### Activity
Exactly as they appear, set down all the lines of the material.
[[ Data for analysis, beginning ]]
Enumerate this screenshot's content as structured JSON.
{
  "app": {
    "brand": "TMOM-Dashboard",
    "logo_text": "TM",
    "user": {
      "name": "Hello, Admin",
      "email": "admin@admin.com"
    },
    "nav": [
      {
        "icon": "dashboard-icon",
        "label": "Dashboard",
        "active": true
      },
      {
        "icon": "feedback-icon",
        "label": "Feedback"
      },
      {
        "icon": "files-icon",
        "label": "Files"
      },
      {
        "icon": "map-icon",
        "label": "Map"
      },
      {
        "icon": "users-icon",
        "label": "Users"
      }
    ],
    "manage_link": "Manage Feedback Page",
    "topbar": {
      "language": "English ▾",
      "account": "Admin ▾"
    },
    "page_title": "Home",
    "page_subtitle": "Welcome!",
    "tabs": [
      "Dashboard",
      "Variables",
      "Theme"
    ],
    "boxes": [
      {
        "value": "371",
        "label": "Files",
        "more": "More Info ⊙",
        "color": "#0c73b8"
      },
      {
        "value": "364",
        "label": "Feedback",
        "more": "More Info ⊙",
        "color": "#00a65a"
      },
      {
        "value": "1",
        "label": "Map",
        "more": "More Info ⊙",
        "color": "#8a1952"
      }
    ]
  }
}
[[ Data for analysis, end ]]
### Completed task
Enumerate this screenshot's content as structured JSON.
{
  "app": {
    "brand": "TMOM-Dashboard",
    "logo_text": "TM",
    "user": {
      "name": "Hello, Admin",
      "email": "admin@admin.com"
    },
    "nav": [
      {
        "icon": "dashboard-icon",
        "label": "Dashboard",
        "active": true
      },
      {
        "icon": "feedback-icon",
        "label": "Feedback"
      },
      {
        "icon": "files-icon",
        "label": "Files"
      },
      {
        "icon": "map-icon",
        "label": "Map"
      },
      {
        "icon": "users-icon",
        "label": "Users"
      }
    ],
    "manage_link": "Manage Feedback Page",
    "topbar": {
      "language": "English ▾",
      "account": "Admin ▾"
    },
    "page_title": "Home",
    "page_subtitle": "Welcome!",
    "tabs": [
      "Dashboard",
      "Variables",
      "Theme"
    ],
    "boxes": [
      {
        "value": "371",
        "label": "Files",
        "more": "More Info ⊙",
        "color": "#0c73b8"
      },
      {
        "value": "364",
        "label": "Feedback",
        "more": "More Info ⊙",
        "color": "#00a65a"
      },
      {
        "value": "1",
        "label": "Map",
        "more": "More Info ⊙",
        "color": "#8a1952"
      }
    ]
  }
}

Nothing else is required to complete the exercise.